Another way to increase the B vitamin value of raw foods is to ferment them, or to buy fermented foods such as kimchi and sauerkraut. The lactic acid bacteria that multiply during fermentation produce a variety of B vitamins. Certain strains have been shown to specialise in creating different nutrients, so generally the wider the spectrum of beneficial bacteria, the wider the spectrum of nutrients they provide. Bifidobacteria are said to be especially good at increasing B vitamin content (3).
Again, bioavailability is key. Some alcoholic drinks, for example, may have a high B content, while their overall effect is actually to deplete B vitamins in the body.
Of course it’s always ideal to try and get the nutrients you need from food, but supplements can be a useful addition to the diet – however healthy – especially in cases of chronic illnesses or stress. They can also be beneficial for the elderly, who can sometimes have a reduced ability to absorb vitamins.
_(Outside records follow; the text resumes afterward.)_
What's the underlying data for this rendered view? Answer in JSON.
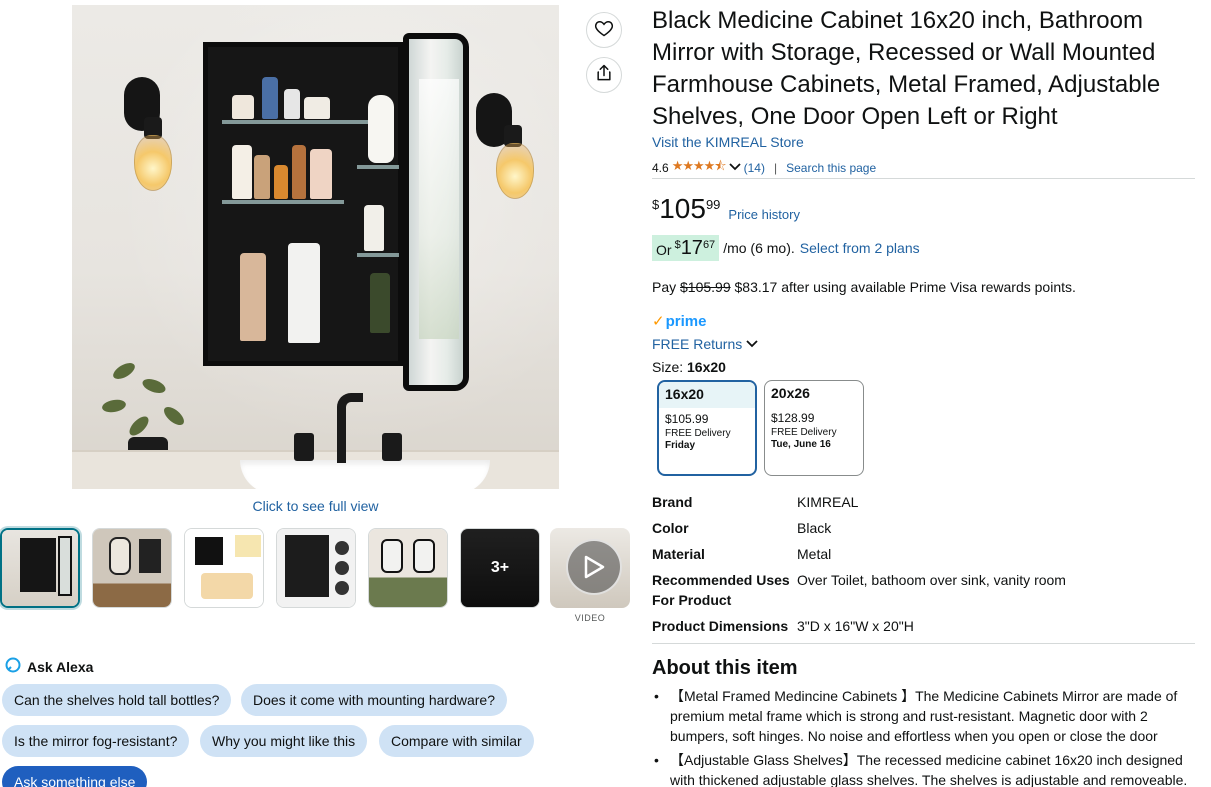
{
  "product": {
    "title": "Black Medicine Cabinet 16x20 inch, Bathroom Mirror with Storage, Recessed or Wall Mounted Farmhouse Cabinets, Metal Framed, Adjustable Shelves, One Door Open Left or Right",
    "store_link": "Visit the KIMREAL Store",
    "rating_value": "4.6",
    "rating_stars": "★★★★⯪",
    "rating_count": "(14)",
    "search_page": "Search this page"
  },
  "gallery": {
    "full_view_label": "Click to see full view",
    "more_count": "3+",
    "video_label": "VIDEO",
    "wishlist_icon": "heart-icon",
    "share_icon": "share-icon"
  },
  "price": {
    "currency": "$",
    "whole": "105",
    "fraction": "99",
    "price_history": "Price history",
    "monthly_prefix": "Or",
    "monthly_currency": "$",
    "monthly_whole": "17",
    "monthly_fraction": "67",
    "monthly_suffix": "/mo (6 mo).",
    "plans_link": "Select from 2 plans",
    "pay_prefix": "Pay",
    "pay_strike": "$105.99",
    "pay_rest": "$83.17 after using available Prime Visa rewards points."
  },
  "delivery": {
    "prime_label": "prime",
    "free_returns": "FREE Returns"
  },
  "size": {
    "label": "Size:",
    "selected": "16x20",
    "options": [
      {
        "name": "16x20",
        "price": "$105.99",
        "delivery_prefix": "FREE Delivery",
        "delivery_day": "Friday"
      },
      {
        "name": "20x26",
        "price": "$128.99",
        "delivery_prefix": "FREE Delivery",
        "delivery_day": "Tue, June 16"
      }
    ]
  },
  "specs": [
    {
      "key": "Brand",
      "value": "KIMREAL"
    },
    {
      "key": "Color",
      "value": "Black"
    },
    {
      "key": "Material",
      "value": "Metal"
    },
    {
      "key": "Recommended Uses For Product",
      "value": "Over Toilet, bathoom over sink, vanity room"
    },
    {
      "key": "Product Dimensions",
      "value": "3\"D x 16\"W x 20\"H"
    }
  ],
  "about": {
    "heading": "About this item",
    "bullets": [
      "【Metal Framed Medincine Cabinets 】The Medicine Cabinets Mirror are made of premium metal frame which is strong and rust-resistant. Magnetic door with 2 bumpers, soft hinges. No noise and effortless when you open or close the door",
      "【Adjustable Glass Shelves】The recessed medicine cabinet 16x20 inch designed with thickened adjustable glass shelves. The shelves is adjustable and removeable."
    ]
  },
  "alexa": {
    "heading": "Ask Alexa",
    "chips": [
      "Can the shelves hold tall bottles?",
      "Does it come with mounting hardware?",
      "Is the mirror fog-resistant?",
      "Why you might like this",
      "Compare with similar",
      "Ask something else"
    ]
  },
  "colors": {
    "link": "#2162a1",
    "star": "#de7921",
    "prime_blue": "#1a98ff",
    "monthly_highlight": "#cdf0de",
    "chip_bg": "#cfe2f5",
    "chip_dark": "#1f5fbf",
    "selected_border": "#007185"
  }
}
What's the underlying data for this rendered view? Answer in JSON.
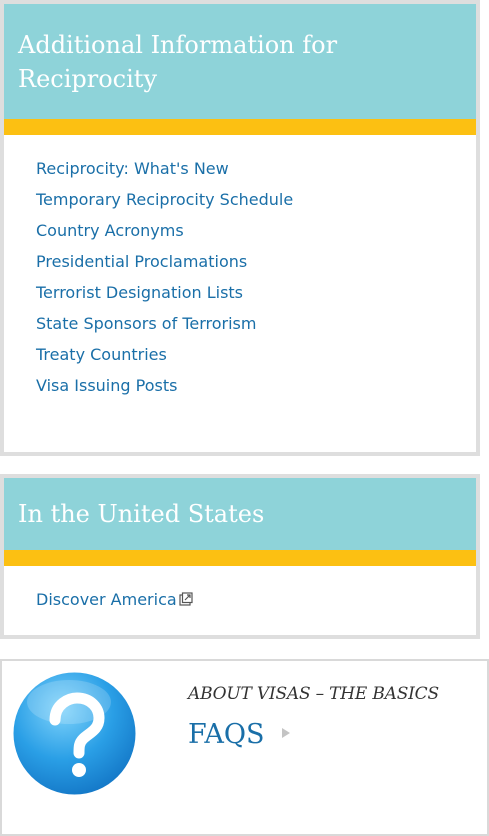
{
  "reciprocity_panel": {
    "title": "Additional Information for Reciprocity",
    "links": [
      {
        "label": "Reciprocity: What's New"
      },
      {
        "label": "Temporary Reciprocity Schedule"
      },
      {
        "label": "Country Acronyms"
      },
      {
        "label": "Presidential Proclamations"
      },
      {
        "label": "Terrorist Designation Lists"
      },
      {
        "label": "State Sponsors of Terrorism"
      },
      {
        "label": "Treaty Countries"
      },
      {
        "label": "Visa Issuing Posts"
      }
    ]
  },
  "us_panel": {
    "title": "In the United States",
    "links": [
      {
        "label": "Discover America",
        "icon": "external-link-icon"
      }
    ]
  },
  "faq_promo": {
    "kicker": "ABOUT VISAS – THE BASICS",
    "title": "FAQS",
    "icon": "question-mark-icon",
    "arrow_icon": "chevron-right-icon"
  },
  "colors": {
    "header_bg": "#8ed3d9",
    "accent_rule": "#fcc012",
    "link": "#1a6fa8",
    "panel_border": "#dedede"
  }
}
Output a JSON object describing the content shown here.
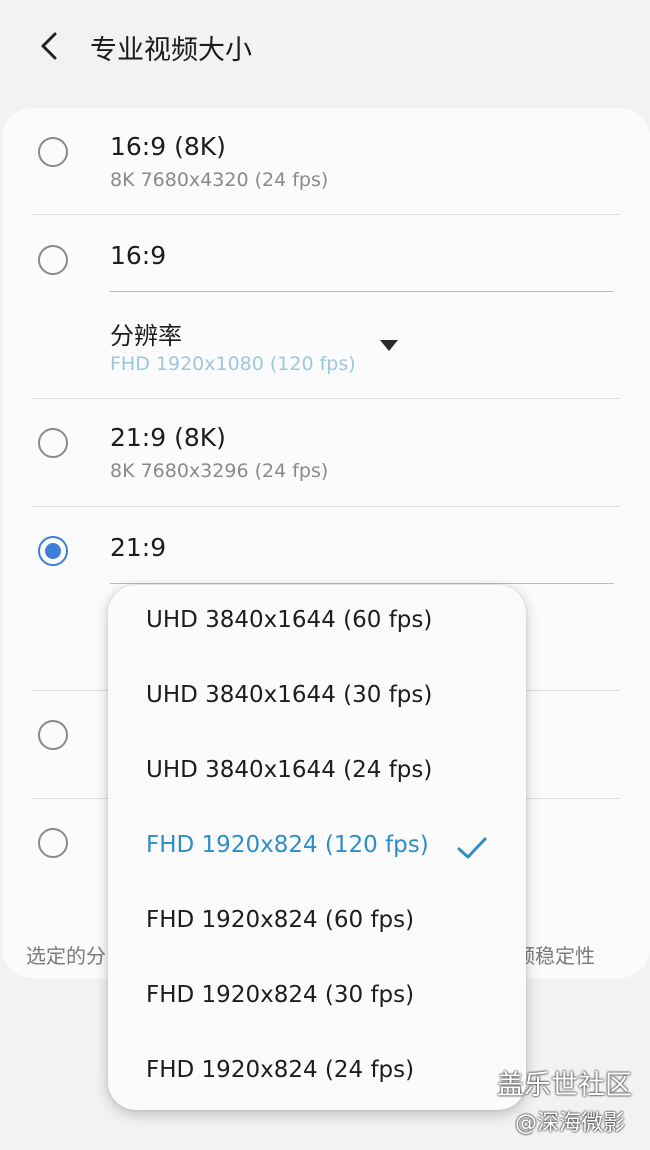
{
  "header": {
    "title": "专业视频大小"
  },
  "options": [
    {
      "title": "16:9 (8K)",
      "subtitle": "8K 7680x4320 (24 fps)",
      "checked": false
    },
    {
      "title": "16:9",
      "checked": false,
      "resolution_label": "分辨率",
      "resolution_value": "FHD 1920x1080 (120 fps)"
    },
    {
      "title": "21:9 (8K)",
      "subtitle": "8K 7680x3296 (24 fps)",
      "checked": false
    },
    {
      "title": "21:9",
      "checked": true
    },
    {
      "title": "",
      "checked": false
    },
    {
      "title": "",
      "checked": false
    }
  ],
  "footnote": {
    "left": "选定的分",
    "right": "频稳定性"
  },
  "popup": {
    "items": [
      {
        "label": "UHD 3840x1644 (60 fps)",
        "selected": false
      },
      {
        "label": "UHD 3840x1644 (30 fps)",
        "selected": false
      },
      {
        "label": "UHD 3840x1644 (24 fps)",
        "selected": false
      },
      {
        "label": "FHD 1920x824 (120 fps)",
        "selected": true
      },
      {
        "label": "FHD 1920x824 (60 fps)",
        "selected": false
      },
      {
        "label": "FHD 1920x824 (30 fps)",
        "selected": false
      },
      {
        "label": "FHD 1920x824 (24 fps)",
        "selected": false
      }
    ]
  },
  "watermark": {
    "line1": "盖乐世社区",
    "line2": "@深海微影"
  },
  "colors": {
    "accent": "#3e7fd8",
    "selected_text": "#2e8fc8",
    "muted_value": "#9ec7de"
  }
}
Because they can’t be stored in the body, any surplus B vitamins will be flushed out. This makes it difficult to actually overdose, so supplements can be taken safely if you think your intake needs a boost.
Vitamin B mysteries unravelled
- There used to be more B vitamins listed but some were found not to be true vitamins – hence some missing numbers
- B2 (riboflavin) used to be called lactoflavin (from milk), ovoflavin (from eggs), heptoflavin (from liver) and verdoflavin (from plants)
- Niacin (B3) used to be called PP factor (pellagra preventative factor)
- Folic acid is also known as folacin, vitamin Bc, vitamin B9, and lactobacillus casei factor
How to get more vitamin B into (and out of) your diet?
- Consume a variety of good plant-based sources throughout the day
- Consider adding small amounts of B-rich superfoods, such as nutritional yeast, chlorella, spirulina, kelp and dulse
- Be aware of how cooking and storage can degrade B vitamins
- Consider sprouting
- Consider fermenting
- As a last resort (but an important consideration), take supplements where necessary
Got any tips or questions of your own about B vitamins? Leave us a comment below, we’d love to hear from you.